School 1 was where I think I finally got the feeling. For a start it was one bus ride away, not two, in fact the same bus the girls already get to school but a few stops further. It’s been an outstanding school for a while. We were shown around by an endearingly acned 13-year-old girl who introduced each classroom with ‘And there’s my favourite teacher!’ It seemed to be mutual – in fact if there was any logical basis for the warm fuzzy feeling, it was that staff and students genuinely seemed to like each other. (That, and the Francis Bacon pastiche in the Art Department.) We ended up practically begging the 13-year-old to let us into her school. A look at the map of last year’s catchment does show our street, but I know some neighbours who only got in on the second round – I know, it’s like UCAS all over again. Naturally, the head teacher has no facial hair, clearly signifying ‘nothing to hide’.

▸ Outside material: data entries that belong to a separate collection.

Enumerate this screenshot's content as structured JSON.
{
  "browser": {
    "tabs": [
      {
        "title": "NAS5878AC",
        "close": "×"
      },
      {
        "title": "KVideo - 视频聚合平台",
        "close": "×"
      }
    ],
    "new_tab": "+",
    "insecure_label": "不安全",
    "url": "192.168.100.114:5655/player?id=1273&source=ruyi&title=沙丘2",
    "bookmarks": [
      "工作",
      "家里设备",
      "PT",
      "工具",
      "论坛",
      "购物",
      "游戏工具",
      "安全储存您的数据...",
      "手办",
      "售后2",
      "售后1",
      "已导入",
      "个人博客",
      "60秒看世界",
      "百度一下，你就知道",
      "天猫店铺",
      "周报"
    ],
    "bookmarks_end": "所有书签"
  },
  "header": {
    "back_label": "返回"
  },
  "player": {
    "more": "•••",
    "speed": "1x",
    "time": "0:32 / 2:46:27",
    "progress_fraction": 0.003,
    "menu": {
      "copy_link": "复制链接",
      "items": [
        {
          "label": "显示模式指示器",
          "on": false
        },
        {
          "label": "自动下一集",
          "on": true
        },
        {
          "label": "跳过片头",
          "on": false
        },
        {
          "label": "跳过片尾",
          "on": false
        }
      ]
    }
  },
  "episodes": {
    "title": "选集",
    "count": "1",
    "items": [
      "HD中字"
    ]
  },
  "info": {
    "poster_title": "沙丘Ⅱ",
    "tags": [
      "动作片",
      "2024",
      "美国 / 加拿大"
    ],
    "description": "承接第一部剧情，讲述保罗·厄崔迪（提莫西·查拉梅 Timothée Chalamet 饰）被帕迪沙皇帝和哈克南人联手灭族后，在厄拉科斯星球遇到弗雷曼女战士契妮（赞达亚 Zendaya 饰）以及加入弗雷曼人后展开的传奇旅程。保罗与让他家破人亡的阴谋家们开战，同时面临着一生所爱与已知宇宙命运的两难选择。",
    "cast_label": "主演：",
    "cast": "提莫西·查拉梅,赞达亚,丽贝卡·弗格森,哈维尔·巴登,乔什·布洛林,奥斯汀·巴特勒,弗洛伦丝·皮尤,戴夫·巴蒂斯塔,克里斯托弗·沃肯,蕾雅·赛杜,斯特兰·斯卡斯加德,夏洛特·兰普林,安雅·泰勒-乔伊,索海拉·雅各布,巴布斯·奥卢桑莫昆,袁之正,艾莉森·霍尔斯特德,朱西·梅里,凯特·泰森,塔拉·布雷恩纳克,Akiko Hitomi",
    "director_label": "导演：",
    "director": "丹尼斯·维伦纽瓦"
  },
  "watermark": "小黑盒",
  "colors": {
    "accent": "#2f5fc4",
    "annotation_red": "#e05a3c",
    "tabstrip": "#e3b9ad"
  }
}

School 2 was a revelation. We only visited to try to decide whether schools 2 or 3 would be last choice. I had a friend who started teaching there years ago and then we lost touch, but her position had been ‘DO NOT send your child to this school’. Well, that was before the new head. With his rock star facial hair (thin vertical ginger strip going down his chin, as if he’s eating a hamster), he actually made jokes (funny ones) in his talk – and said several times that children make good academic progress when they are happy. So the school sets out to make them happy. Bullying is stamped on and school trips feature heavily. Behaviour has turned around and their results are the third best in the borough, after Scary Selective School #1 and a Catholic girls’ school. I caught up with my friend in her department and she verified that the school is a different place to when she started – she looks forward to coming to work and staff turnover is spectacularly low, so she can’t be the only one. Again, there was palpable affection between staff and students, and loads of enthusiasm. We left feeling really quite confused about what our first choice would be.

A friend told me I should also check out a recently opened local Greek Orthodox school, but when I found out the head teacher was not bearded like a Greek patriarch I couldn’t see the point.

Results from the Redster’s exams at both selective schools should be here any minute, and we have to submit our schools application by the end of the month. To be honest, any of the schools we’ve seen could be just right for her. I have the pleasant feeling that we are spoilt for choice.


2 thoughts on “The bare-faced truth about choosing a secondary school

    • Be even more spoilt for choice I guess! I’ve discounted them completely so far, partly because I don’t think she did herself justice in either exam. But we’ll cross that bridge when we come to it…

Leave a Reply

Fill in your details below or click an icon to log in: Logo

You are commenting using your account. Log Out /  Change )

Google+ photo

You are commenting using your Google+ account. Log Out /  Change )

Twitter picture

You are commenting using your Twitter account. Log Out /  Change )

Facebook photo

You are commenting using your Facebook account. Log Out /  Change )

Connecting to %s